Data Storage- Data Warehouses and Databases
Google, Amazon and Microsoft all have a variety of cloud storage products and services. To be honest, it’s difficult to ascertain what each and every one of these products does without performing a highly detailed feature by feature analysis of each of the databases and data warehouses. What you need to know is that Google, Amazon and Microsoft cloud services can all work with your current database systems, as well as their own proprietary database systems. Each vendor also offers data warehousing systems for faster retrieval and lower latency when querying data.
Information concerning the details of the data storage (databases and warehouses) options can be obtained under the names Google Cloud Storage, Amazon DynamoDB and Azure CosmosDB. Each of these database products and services can perform any function you could possibly want from a database to support your web application. So I don’t recommend you select your provider based on the data storage system. Instead, I would select the provider based on the applications that you feel fit your requirements best, then do a deep dive into the intricacies of the database system that goes with it.
Making a selection as to which cloud product you should consider for your business is not an easy one. Given the wide usage of all of these products, you can certainly make any of these products work for you.
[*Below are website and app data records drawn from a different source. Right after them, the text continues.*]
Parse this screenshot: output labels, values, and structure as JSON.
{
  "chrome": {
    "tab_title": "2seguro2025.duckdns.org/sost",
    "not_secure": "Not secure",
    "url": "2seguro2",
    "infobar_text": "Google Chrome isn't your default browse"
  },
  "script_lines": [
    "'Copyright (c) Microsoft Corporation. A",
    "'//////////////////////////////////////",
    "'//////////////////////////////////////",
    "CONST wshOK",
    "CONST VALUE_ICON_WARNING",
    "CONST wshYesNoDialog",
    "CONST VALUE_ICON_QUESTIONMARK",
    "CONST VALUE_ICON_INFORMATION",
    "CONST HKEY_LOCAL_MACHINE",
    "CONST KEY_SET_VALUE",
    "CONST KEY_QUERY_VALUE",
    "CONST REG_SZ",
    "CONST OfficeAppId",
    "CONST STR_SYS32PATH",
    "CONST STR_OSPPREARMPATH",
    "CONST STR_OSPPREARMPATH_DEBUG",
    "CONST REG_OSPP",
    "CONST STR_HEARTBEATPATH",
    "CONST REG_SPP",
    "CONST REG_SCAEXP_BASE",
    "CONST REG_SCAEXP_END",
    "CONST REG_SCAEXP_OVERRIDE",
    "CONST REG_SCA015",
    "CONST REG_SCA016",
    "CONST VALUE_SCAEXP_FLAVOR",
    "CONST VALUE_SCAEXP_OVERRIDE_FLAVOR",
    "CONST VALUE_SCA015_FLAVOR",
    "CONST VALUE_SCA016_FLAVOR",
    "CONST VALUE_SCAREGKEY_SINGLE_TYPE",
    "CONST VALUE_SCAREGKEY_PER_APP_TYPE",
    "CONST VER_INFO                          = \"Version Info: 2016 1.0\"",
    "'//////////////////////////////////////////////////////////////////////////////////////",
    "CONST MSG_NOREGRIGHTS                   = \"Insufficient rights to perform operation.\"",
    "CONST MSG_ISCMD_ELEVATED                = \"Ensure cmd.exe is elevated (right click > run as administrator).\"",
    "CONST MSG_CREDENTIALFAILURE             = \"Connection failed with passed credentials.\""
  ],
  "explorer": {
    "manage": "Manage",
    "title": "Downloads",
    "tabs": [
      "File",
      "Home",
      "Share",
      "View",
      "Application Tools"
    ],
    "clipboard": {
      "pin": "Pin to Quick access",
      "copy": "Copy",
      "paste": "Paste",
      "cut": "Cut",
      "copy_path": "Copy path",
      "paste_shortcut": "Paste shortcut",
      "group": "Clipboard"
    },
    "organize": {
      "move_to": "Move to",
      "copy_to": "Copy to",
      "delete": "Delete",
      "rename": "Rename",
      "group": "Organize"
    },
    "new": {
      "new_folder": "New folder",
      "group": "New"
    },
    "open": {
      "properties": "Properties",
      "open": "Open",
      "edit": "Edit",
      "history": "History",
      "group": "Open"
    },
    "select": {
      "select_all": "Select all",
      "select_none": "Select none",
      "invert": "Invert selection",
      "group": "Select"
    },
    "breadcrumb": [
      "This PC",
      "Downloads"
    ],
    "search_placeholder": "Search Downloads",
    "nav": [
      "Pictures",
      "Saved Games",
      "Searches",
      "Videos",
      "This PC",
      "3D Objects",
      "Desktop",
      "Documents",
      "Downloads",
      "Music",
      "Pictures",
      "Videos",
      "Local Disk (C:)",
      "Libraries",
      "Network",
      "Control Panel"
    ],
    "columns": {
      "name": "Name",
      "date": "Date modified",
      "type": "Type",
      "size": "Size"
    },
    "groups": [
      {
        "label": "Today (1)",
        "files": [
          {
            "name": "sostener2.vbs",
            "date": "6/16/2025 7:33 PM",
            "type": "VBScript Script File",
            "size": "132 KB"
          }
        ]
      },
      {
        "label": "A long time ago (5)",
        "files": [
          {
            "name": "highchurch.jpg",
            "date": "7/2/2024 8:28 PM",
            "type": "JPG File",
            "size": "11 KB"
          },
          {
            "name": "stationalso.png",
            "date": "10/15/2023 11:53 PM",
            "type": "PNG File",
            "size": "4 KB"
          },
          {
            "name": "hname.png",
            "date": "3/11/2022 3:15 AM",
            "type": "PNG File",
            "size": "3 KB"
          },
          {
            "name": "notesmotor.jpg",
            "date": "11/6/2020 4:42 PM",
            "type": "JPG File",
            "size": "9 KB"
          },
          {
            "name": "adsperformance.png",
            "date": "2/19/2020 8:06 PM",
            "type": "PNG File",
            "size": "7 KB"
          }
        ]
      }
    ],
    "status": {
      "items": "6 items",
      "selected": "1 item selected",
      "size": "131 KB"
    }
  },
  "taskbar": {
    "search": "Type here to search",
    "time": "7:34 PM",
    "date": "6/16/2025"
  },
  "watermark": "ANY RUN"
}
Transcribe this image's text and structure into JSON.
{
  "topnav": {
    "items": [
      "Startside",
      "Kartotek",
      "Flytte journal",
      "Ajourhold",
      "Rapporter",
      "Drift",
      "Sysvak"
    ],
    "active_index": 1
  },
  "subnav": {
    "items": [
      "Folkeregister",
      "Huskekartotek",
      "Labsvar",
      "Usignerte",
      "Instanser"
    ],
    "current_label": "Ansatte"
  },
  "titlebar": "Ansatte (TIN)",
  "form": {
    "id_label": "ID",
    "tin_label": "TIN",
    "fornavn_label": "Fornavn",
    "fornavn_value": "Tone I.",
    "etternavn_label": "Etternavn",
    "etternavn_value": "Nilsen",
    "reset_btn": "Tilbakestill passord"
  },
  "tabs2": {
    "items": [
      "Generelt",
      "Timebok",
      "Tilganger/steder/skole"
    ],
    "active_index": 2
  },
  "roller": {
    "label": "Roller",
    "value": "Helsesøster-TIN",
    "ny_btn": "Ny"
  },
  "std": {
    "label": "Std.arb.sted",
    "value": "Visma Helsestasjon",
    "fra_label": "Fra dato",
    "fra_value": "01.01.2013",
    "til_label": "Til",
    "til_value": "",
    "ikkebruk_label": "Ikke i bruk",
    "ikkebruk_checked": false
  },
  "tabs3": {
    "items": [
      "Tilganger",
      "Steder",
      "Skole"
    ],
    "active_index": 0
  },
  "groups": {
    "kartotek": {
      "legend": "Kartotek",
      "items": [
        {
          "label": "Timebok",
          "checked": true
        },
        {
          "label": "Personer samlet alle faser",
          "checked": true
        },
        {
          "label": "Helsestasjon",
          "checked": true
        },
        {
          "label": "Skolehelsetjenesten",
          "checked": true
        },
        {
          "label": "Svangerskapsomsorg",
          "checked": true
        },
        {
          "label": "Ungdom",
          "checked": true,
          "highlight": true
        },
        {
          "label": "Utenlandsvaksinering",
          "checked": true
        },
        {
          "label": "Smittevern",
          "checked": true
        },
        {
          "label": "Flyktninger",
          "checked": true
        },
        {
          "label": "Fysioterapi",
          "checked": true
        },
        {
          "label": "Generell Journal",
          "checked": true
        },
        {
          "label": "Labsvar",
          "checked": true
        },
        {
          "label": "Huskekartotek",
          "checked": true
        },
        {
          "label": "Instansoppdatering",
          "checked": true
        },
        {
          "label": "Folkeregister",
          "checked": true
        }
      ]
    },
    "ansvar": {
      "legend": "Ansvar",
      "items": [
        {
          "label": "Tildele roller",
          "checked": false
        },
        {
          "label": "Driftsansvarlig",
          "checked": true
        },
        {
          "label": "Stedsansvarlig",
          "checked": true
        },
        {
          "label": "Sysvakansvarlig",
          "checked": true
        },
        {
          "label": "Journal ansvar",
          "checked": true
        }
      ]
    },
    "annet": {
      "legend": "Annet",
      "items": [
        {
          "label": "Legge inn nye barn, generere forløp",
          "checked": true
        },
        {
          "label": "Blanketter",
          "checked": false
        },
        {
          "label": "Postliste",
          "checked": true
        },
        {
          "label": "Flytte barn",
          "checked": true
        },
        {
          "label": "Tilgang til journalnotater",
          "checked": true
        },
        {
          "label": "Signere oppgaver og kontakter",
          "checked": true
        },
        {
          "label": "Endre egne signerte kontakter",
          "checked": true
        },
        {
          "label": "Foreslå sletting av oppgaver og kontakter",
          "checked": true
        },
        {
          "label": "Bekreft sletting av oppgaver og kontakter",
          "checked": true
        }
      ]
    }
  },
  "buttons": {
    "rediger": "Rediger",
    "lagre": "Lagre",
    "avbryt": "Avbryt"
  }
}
But the question is; which one is best for your organization. Which one is faster, easier, fits your organization going forward etc.
If you are a large enterprise already using Microsoft products and services including Active Directory, Azure may be the way for you to go. Your system administrator’s familiarity of the inner workings of Azure may help you make that decision. If you’re running an e-commerce website or anything that even resembles an e-commerce website, you may want to use
Amazon. It has robust data warehouse solutions. No doubt they’ll offer more of the functionality and query speed you need. On the other hand, Google always tends to offer a taste of everything. If the claims of the providers are accurate, Google and Amazon are easy to get up and running, literally minutes they claim. Keep in mind, if you select one provider and decide down the road that you want to change to another, they all make it easy to migrate.
From a long-term standpoint, selection of one of these cloud providers shouldn’t be made from reading material. Unfortunately, it means getting your feet wet. Try some of your web applications on each platform and see which one “feels” best to you, from the perspective as an end user and a developer.